Dataset rows for apps and sites
- - -

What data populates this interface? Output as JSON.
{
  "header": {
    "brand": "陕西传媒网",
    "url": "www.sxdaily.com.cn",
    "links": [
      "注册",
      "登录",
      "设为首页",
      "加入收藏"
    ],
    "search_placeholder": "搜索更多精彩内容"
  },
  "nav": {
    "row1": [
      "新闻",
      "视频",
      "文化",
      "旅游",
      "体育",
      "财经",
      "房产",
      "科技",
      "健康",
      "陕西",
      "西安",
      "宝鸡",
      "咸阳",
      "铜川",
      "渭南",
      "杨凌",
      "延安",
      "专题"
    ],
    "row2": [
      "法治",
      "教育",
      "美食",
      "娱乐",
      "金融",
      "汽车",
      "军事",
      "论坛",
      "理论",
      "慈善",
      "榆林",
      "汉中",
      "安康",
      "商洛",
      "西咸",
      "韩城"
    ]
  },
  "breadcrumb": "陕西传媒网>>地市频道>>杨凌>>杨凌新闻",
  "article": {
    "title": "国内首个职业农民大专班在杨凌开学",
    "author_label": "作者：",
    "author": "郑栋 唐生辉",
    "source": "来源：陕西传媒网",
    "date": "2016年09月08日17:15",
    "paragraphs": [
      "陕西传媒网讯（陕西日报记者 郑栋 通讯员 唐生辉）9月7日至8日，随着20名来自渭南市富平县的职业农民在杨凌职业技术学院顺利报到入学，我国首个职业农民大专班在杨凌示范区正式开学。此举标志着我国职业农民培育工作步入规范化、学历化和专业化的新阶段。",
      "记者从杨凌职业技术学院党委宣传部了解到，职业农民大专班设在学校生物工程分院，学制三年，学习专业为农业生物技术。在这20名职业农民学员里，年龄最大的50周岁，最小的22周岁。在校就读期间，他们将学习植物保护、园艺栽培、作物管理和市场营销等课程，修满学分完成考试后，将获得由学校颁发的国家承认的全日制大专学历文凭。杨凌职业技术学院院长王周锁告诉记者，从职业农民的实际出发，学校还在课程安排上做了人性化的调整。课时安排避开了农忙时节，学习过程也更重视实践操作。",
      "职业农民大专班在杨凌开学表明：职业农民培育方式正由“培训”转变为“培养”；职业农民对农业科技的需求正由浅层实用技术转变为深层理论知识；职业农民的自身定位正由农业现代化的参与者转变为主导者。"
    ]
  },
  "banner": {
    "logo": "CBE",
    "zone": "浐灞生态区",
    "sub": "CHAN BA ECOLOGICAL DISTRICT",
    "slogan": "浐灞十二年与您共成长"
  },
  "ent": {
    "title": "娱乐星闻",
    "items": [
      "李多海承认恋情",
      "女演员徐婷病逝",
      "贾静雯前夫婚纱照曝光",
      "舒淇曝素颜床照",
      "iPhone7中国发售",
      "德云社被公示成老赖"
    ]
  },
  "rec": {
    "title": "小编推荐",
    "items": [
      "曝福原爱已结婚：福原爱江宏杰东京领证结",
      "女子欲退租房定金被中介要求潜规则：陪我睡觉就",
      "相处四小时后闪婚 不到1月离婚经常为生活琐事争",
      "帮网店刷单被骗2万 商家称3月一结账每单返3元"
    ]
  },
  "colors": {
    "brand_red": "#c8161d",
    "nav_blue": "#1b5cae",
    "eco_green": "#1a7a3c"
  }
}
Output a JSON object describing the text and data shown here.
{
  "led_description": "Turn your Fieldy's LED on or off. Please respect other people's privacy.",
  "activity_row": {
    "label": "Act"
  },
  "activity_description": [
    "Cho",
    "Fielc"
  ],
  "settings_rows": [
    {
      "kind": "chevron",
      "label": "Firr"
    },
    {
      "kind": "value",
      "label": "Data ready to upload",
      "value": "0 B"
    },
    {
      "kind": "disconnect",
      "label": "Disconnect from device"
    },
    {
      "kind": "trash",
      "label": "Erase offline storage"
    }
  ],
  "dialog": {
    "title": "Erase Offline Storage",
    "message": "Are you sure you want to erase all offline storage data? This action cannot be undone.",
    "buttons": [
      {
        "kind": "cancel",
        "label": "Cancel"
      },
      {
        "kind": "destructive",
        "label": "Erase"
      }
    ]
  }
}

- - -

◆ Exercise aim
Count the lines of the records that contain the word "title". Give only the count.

◆ Answer space
4